Let’s add some functionality to our bare-bones class. We’ll begin by adding two trivial properties and two methods to perform simple operations. The two properties are called strProperty (a string) and dblProperty (a double). To expose these two members as properties, you can simply declare them as Public variables. This isn’t the best method of implementing properties, but it really doesn’t take more than declaring something as Public to make it available to code outside the class. The following statement exposes the two properties of the class:
Public strProperty As String, dblProperty As DoubleCode language: VB.NET (vbnet)
The two methods we’ll implement in our sample class are the ReverseString and Negate Number methods. The first method reverses the order of the characters in strProperty and returns the new string. The NegateNumber method returns the negative of dblProperty. They’re two simple methods that don’t accept any arguments; they simply operate on the values of the properties. Methods are exposed as Public procedures (functions or subroutines), just as properties are exposed as Public variables. Enter the function declarations of Listing 6.1 between the Class Minimal and End Class statements in the class’s code window. (I’m showing the entire listing of the class here.)
Listing 6.1: Adding a Few Members to the Minimal Class
Public Class Minimal Public strProperty As String, dblProperty As Double Public Function ReverseString() As String Return (StrReverse(strProperty)) End Function Public Function NegateNumber() As Double Return (-dblProperty) End Function End ClassCode language: VB.NET (vbnet)
Let’s test the members we’ve implemented so far. Switch back to your form and enter the lines shown in Listing 6.2 in a new button’s Click event handler. The obj variable is of the Minimal type and exposes the Public members of the class. You can set and read its properties, and call its methods. In Figure 6.2, you see a few more members than the ones added so far; we’ll extend our Minimal class in the following section. Your code doesn’t see the class’s code, just as it doesn’t see any of the built-in classes’ code.

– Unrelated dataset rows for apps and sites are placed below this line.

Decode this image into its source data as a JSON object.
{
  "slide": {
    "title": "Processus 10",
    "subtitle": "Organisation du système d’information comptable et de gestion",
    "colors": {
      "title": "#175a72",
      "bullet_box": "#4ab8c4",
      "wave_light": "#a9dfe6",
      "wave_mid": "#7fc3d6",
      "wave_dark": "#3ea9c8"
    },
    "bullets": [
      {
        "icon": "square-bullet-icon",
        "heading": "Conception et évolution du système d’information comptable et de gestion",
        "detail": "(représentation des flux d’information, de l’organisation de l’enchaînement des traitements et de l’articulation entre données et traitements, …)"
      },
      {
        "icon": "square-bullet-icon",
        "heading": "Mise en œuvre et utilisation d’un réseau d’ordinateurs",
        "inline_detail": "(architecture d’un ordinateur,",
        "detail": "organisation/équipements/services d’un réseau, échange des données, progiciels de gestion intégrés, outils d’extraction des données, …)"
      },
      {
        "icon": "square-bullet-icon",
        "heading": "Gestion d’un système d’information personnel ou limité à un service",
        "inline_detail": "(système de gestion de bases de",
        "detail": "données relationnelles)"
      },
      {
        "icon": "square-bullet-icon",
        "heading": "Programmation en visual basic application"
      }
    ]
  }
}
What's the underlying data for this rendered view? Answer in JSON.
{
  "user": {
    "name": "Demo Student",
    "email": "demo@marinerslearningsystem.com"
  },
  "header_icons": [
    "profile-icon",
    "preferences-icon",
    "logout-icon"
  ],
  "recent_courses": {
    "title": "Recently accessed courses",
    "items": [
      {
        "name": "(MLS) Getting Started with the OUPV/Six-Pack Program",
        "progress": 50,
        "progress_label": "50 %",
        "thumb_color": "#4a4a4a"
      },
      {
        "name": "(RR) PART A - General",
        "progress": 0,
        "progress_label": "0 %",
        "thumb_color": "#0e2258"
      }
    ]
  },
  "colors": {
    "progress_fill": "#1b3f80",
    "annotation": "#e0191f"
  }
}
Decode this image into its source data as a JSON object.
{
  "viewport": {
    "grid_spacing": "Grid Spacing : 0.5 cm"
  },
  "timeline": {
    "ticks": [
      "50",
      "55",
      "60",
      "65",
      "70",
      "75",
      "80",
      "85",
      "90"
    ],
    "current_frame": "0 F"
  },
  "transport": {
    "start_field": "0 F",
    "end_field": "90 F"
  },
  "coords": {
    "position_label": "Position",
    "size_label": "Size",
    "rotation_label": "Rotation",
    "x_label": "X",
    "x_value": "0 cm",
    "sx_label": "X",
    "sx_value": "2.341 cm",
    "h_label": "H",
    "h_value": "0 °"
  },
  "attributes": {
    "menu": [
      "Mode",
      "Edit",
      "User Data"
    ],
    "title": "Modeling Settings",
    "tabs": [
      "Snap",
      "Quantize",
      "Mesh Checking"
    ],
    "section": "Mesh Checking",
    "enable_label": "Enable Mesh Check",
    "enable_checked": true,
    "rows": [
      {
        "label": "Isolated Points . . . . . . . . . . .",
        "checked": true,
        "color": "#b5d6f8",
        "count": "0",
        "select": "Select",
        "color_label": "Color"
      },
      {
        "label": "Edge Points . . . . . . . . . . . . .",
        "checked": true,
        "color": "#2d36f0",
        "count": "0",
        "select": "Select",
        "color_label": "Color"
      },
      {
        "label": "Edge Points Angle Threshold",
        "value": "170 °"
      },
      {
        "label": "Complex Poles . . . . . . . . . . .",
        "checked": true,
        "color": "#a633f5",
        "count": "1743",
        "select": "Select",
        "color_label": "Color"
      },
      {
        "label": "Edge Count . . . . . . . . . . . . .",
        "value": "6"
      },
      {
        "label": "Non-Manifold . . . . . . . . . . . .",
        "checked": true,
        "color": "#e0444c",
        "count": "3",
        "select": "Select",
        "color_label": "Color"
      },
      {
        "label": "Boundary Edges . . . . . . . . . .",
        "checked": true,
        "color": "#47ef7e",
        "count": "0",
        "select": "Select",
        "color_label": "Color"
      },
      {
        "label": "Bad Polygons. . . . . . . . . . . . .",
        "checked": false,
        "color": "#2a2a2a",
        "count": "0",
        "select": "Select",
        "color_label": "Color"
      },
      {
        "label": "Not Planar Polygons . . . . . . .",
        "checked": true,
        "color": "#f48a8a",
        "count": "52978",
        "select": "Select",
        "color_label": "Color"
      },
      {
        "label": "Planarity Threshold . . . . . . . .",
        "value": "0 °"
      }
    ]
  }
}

You trust that the class knows what it is doing and does it right.
Figure 6.2 – The members of the class are displayed automatically by the IDE, as needed.
Listing 6.2: Testing the Minimal Class
Dim obj As New Minimal obj.strProperty = "ABCDEFGHIJKLMNOPQRSTUVWXYZ" obj.dblProperty = 999999 Debug.WriteLine(obj.ReverseString) Debug.WriteLine(obj.NegateNumber)Code language: VB.NET (vbnet)
Every time you create a new variable of the Minimal type, you’re creating a new instance of the Minimal class. The class’s code is loaded into memory only the first time you create a variable of this type, but every time you declare another variable of the same type, a new set of variables is created. This is called an instance of the class. The code is loaded once, but it can act on different sets of variables. In effect, different instances of the class are nothing more than different sets of local variables.
The New Keyword
The New keyword tells VB to create a new instance of the Minimal class. If you omit the New keyword, you’re telling the compiler that you plan to store an instance of the Minimal class in the obj variable, but the class won’t be instantiated. All the compiler can do is prevent you from storing an object of any other type in the obj variable. You must still initialize the obj variable with the New keyword on
a separate line:
obj = New Minimal
It’s the New keyword that creates the object in memory. The obj variable simply points to this object. If you omit the New keyword, a Null Reference exception will be thrown when the code attempts to use the variable. This means that the variable is Nothing — it hasn’t been initialized yet. Even as you work in the editor’s window, the name of the variable will be underlined and the following warning will be generated: Variable ‘obj’ is used before it has been assigned a value. A null reference exception could result at runtime. You can compile the code and run it if you want, but everything will proceed as predicted: As soon as the statement that produced the warning is reached, the runtime exception will be thrown.